So, not only should you have seen all these movies (and you probably have), I hope you won't have too much difficulty remembering these classic opening shots, and why they're great. Feel free to send in your answers via the e-mail link above -- along with your comments. I'll publish the first correct answer, and any of the interesting comments you have about the shots themselves. Just click the link below and start the clock ticking...
It feels like an unbroken stream (of consciousness)...
We've received some terrific contributions to the Open Shot Project. Thank you so very much. And please keep 'em coming in. (And tell your cinemaniacal friends.) I'm going to start posting them next week. But remember: We're talking about single opening takes, not entire sequences or montages. Doesn't matter if the image comes before, during, or after the titles -- just as long as it's the first image. (Of course, the first shot of a montage could be significant and wonderful and worth considering on its own, especially when you consider how the succeeding images build upon what it establishes.) I'd even include this shot from David Lynch's "Mulholland Drive" because, although it is really a combination of layered opticals, it gives the illusion of being a single, unbroken take -- no clear cuts, just a lot of overlapping fade-ins, fade-outs and dissolves.

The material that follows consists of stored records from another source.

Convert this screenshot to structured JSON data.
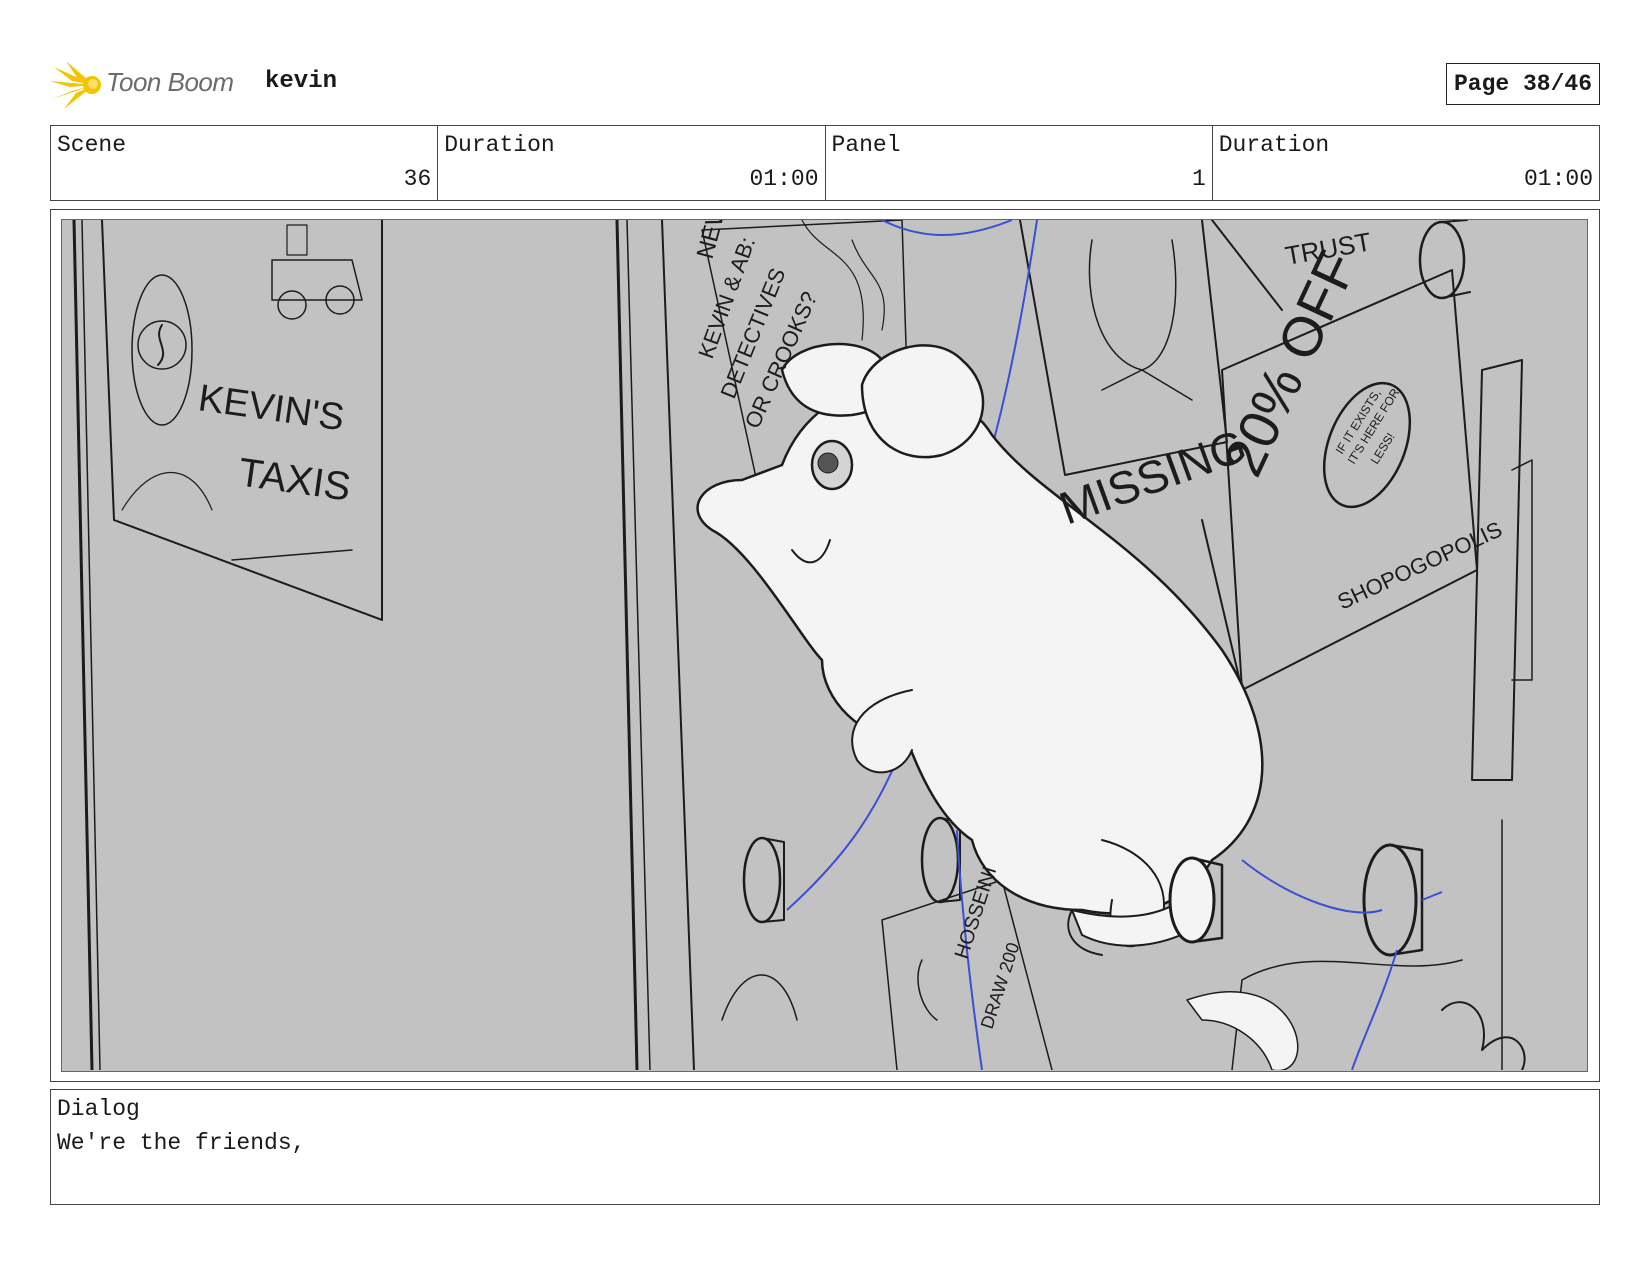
{
  "header": {
    "brand": "Toon Boom",
    "project": "kevin",
    "page": "Page 38/46"
  },
  "info": {
    "scene_label": "Scene",
    "scene_value": "36",
    "scene_duration_label": "Duration",
    "scene_duration_value": "01:00",
    "panel_label": "Panel",
    "panel_value": "1",
    "panel_duration_label": "Duration",
    "panel_duration_value": "01:00"
  },
  "panel": {
    "signs": {
      "poster_left_1": "KEVIN'S",
      "poster_left_2": "TAXIS",
      "news_1": "NEW",
      "news_2": "KEVIN & AB:",
      "news_3": "DETECTIVES",
      "news_4": "OR CROOKS?",
      "missing": "MISSING",
      "sale_1": "20% OFF",
      "sale_2": "IF IT EXISTS,",
      "sale_3": "IT'S HERE FOR",
      "sale_4": "LESS!",
      "sale_5": "SHOPOGOPOLIS",
      "trust": "TRUST",
      "hosseini_1": "HOSSEINI",
      "hosseini_2": "DRAW 200"
    },
    "colors": {
      "background": "#c2c2c2",
      "string": "#3b4fd4"
    }
  },
  "dialog": {
    "label": "Dialog",
    "text": "We're the friends,"
  }
}
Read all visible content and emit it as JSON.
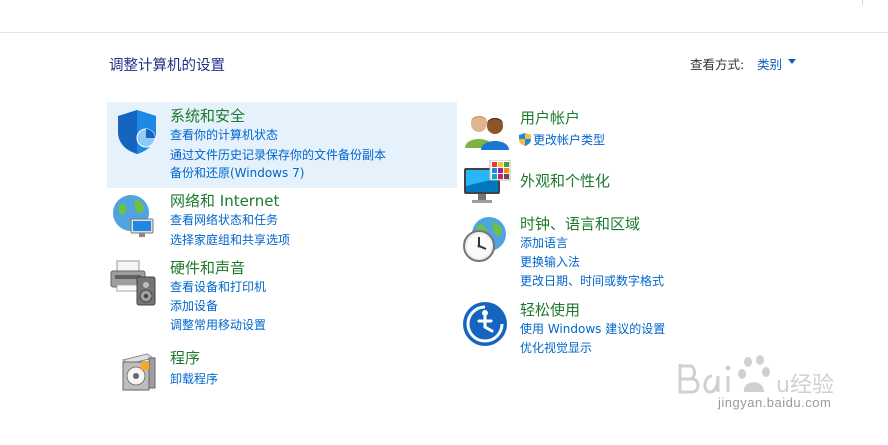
{
  "page": {
    "title": "调整计算机的设置",
    "view_by_label": "查看方式:",
    "view_by_value": "类别"
  },
  "left_categories": [
    {
      "title": "系统和安全",
      "icon": "shield-icon",
      "links": [
        "查看你的计算机状态",
        "通过文件历史记录保存你的文件备份副本",
        "备份和还原(Windows 7)"
      ]
    },
    {
      "title": "网络和 Internet",
      "icon": "network-globe-icon",
      "links": [
        "查看网络状态和任务",
        "选择家庭组和共享选项"
      ]
    },
    {
      "title": "硬件和声音",
      "icon": "printer-speaker-icon",
      "links": [
        "查看设备和打印机",
        "添加设备",
        "调整常用移动设置"
      ]
    },
    {
      "title": "程序",
      "icon": "programs-icon",
      "links": [
        "卸载程序"
      ]
    }
  ],
  "right_categories": [
    {
      "title": "用户帐户",
      "icon": "users-icon",
      "links": [
        "更改帐户类型"
      ]
    },
    {
      "title": "外观和个性化",
      "icon": "monitor-palette-icon",
      "links": []
    },
    {
      "title": "时钟、语言和区域",
      "icon": "clock-globe-icon",
      "links": [
        "添加语言",
        "更换输入法",
        "更改日期、时间或数字格式"
      ]
    },
    {
      "title": "轻松使用",
      "icon": "ease-of-access-icon",
      "links": [
        "使用 Windows 建议的设置",
        "优化视觉显示"
      ]
    }
  ],
  "watermark": {
    "brand": "Baidu经验",
    "url": "jingyan.baidu.com"
  },
  "colors": {
    "category_title": "#1d7a2d",
    "link": "#0066cc",
    "page_title": "#1e3287",
    "highlight": "#e5f1fb"
  }
}
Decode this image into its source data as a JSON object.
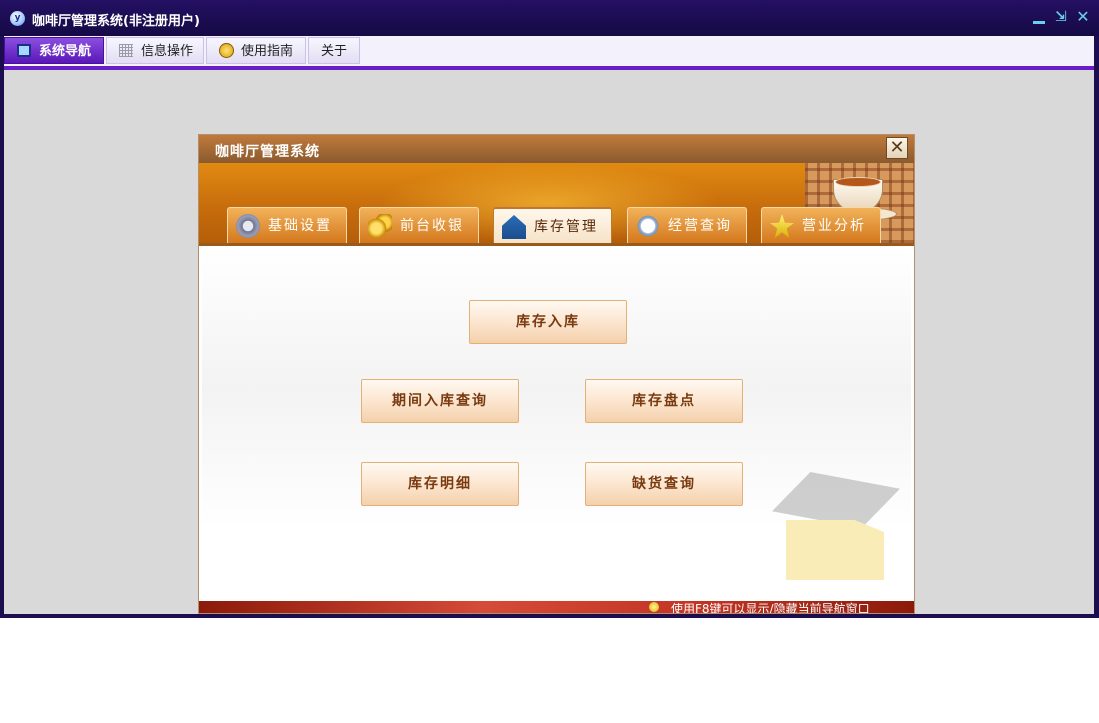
{
  "window": {
    "title": "咖啡厅管理系统(非注册用户)",
    "logo_glyph": "y"
  },
  "window_controls": {
    "minimize": "",
    "restore": "⇲",
    "close": "✕"
  },
  "menu": [
    {
      "label": "系统导航",
      "active": true
    },
    {
      "label": "信息操作",
      "active": false
    },
    {
      "label": "使用指南",
      "active": false
    },
    {
      "label": "关于",
      "active": false
    }
  ],
  "dialog": {
    "title": "咖啡厅管理系统",
    "close_glyph": "✕",
    "tabs": [
      {
        "label": "基础设置",
        "icon": "gear-icon"
      },
      {
        "label": "前台收银",
        "icon": "coins-icon"
      },
      {
        "label": "库存管理",
        "icon": "house-icon",
        "active": true
      },
      {
        "label": "经营查询",
        "icon": "magnifier-icon"
      },
      {
        "label": "营业分析",
        "icon": "star-icon"
      }
    ],
    "buttons": {
      "stock_in": "库存入库",
      "period_query": "期间入库查询",
      "stocktake": "库存盘点",
      "stock_detail": "库存明细",
      "shortage": "缺货查询"
    },
    "status_text": "使用F8键可以显示/隐藏当前导航窗口"
  },
  "colors": {
    "window_frame": "#1c0d4e",
    "menu_accent": "#6a1cc6",
    "banner": "#d87a10",
    "button_text": "#7a3a10",
    "status_bar": "#c23424"
  }
}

Today, I've decided to offer a little pop quiz. What follows after the jump are single frame-grabs from some of my favorite opening shots in some of my favorite movies from the '20s to the '00s -- some famous, some fairly obscure. I don't necessarily expect anybody to get them all (unless they know me personally!), but see what you can do. In most cases, the frames are taken from the first second or two of the shot. Some shots last only a few seconds, others a minute or more, and some begin as dissolves out of the opening titles. Keep in mind that filmmakers often like to hit you with a distorted image you can't quite make out -- an extreme close-up, or a reflection, or a shot from a peculiar angle -- just to grab your attention and pull you in. Ready? Begin...
"Barry Lyndon" opens with a bang.
Any good movie -- heck, even the occasional bad one -- teaches you how to watch it. And that lesson usually starts with the very first image. I'm not talking necessarily about titles or opening sequences (they're worth discussing, too -- but that's another article); I'm talking about opening shots. As those who have been reading Scanners (and my Editor's Notes on RogerEbert.com) know, two of my cardinal rules for movie-watching are:
1) The movie is about what happens to you while you watch it. So, pay attention -- to both the movie and your response. If you have reactions to, or questions about, what you're seeing, chances are they'll tell you something about what the movie is doing. Be aware of your questions, emotions, apprehensions, expectations.
2) The opening shot (or opening sequence) is the most important part of the movie... at least until you get to the final shot. (And in good movies, the two are often related.)
The opening shot can tell us a lot about how to interpret what follows. It can even be the whole movie in miniature. I'm going to talk about some of my favorites, and how they work, and then request that you contribute your own favorites for possible publication in future Scanners columns.